When it comes to benchmarking, perhaps it is most useful when comparing against similar projects within the same organisation since the baselines (company culture, company structure, etc.) should be the same. However, what is most important is that project reporting is truthful and the management is willing to accept deviations from the benchmark if there are valid reasons.
Problem is, we’re talking about corporate flexibility when it comes to standards. “Flexible standards” comes close to being an oxymoron, and few are the corporations that have management willing to commit to such an undertaking.
Not sure why, but I thought it would be healthy to walk to and from school everyday even though it took about 20 to 30 minutes. So that was my daily routine for 2 years…
One thing I liked about walking to school in the mornings was the mist from my breath in the cool morning air.

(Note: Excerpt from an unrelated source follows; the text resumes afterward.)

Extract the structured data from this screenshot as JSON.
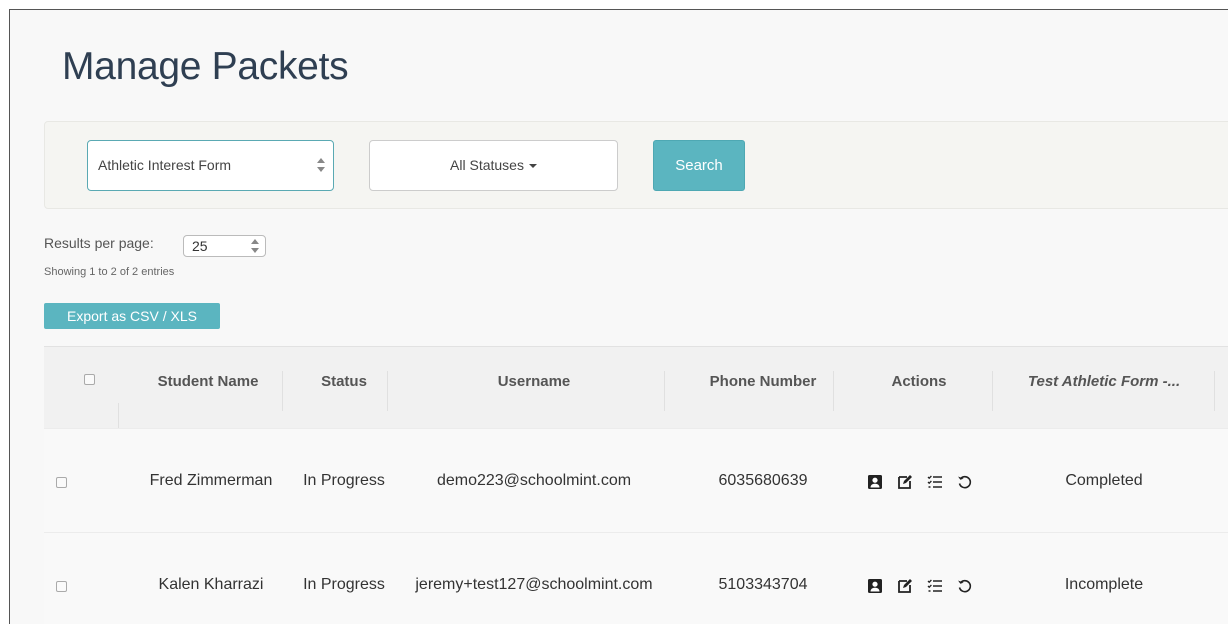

In our ritual display of one-upsmanship, there was a bunch of classmates in Secondary School who would stack up chairs and see who could jump over the tallest pile of chairs.
I was not keeping score, but I think the person with the best vertical leap (or best technique) was Tim. He was able to clear higher chair stacks than anyone else!

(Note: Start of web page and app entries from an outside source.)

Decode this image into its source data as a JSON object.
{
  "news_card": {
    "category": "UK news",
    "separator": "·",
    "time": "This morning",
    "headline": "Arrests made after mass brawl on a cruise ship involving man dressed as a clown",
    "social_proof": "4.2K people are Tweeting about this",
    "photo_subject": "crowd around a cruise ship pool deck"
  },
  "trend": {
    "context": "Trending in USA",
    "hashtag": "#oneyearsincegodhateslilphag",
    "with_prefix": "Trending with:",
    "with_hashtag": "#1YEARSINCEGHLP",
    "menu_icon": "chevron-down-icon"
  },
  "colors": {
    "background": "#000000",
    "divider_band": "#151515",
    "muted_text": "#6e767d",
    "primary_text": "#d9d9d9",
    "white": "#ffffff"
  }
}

Not sure if it’s an Autobot or Decepticon though…
In the IT world, certification is given quite heavy weightage when it comes to beefing up your resume, however employers should be wary that a certification just means that the person knows about the best practises behind the certification standards but does not necessarily mean that they will make use of those skills.
For instance, I have come across PMP and PRINCE 2 certified professionals who have detracted far from what is preached by those standards. Some of them may have been restricted in the sense that they need to fit into the corporate culture, but others may just lack the necessary skills (both hard and soft skills) and are just hiding behind those pieces of paper.
Certification may be important, but it is not what defines the person. Ultimately, since IT work usually involves working closely together in teams, such cert-rich but skills-poor people will get exposed and lose their credibility.
I had a favourite pair of light blue shorts when I was younger. Don’t think it was very fashionable but I wore it very often. In fact, I think I wore it every time I had to go down to run errands!
Unfortunately, my Sony Ericsson went kaput on me one day and I had to use one of the spare phones that was available to me: a gold Motorola D&G Limited Edition phone.
Needless to say, I got plenty of ribbing from my friends and colleagues…
In case you somehow missed out on this trilogy of videos and you have the spare time, you really ought to check them out. Hilarious!
The Duck Song I
The Duck Song II
The Duck Song III
Although I like the concept of Test Driven Development (TDD), I have yet to apply it in a corporate context as it might be excessively off the beaten path for management to accept comfortably.
As it will be difficult to explain TDD within 3 paragraphs, I have left it to Wikipedia to do the honours. Basically what it entails is to write the test case first before writing the code that is expected to pass the test case.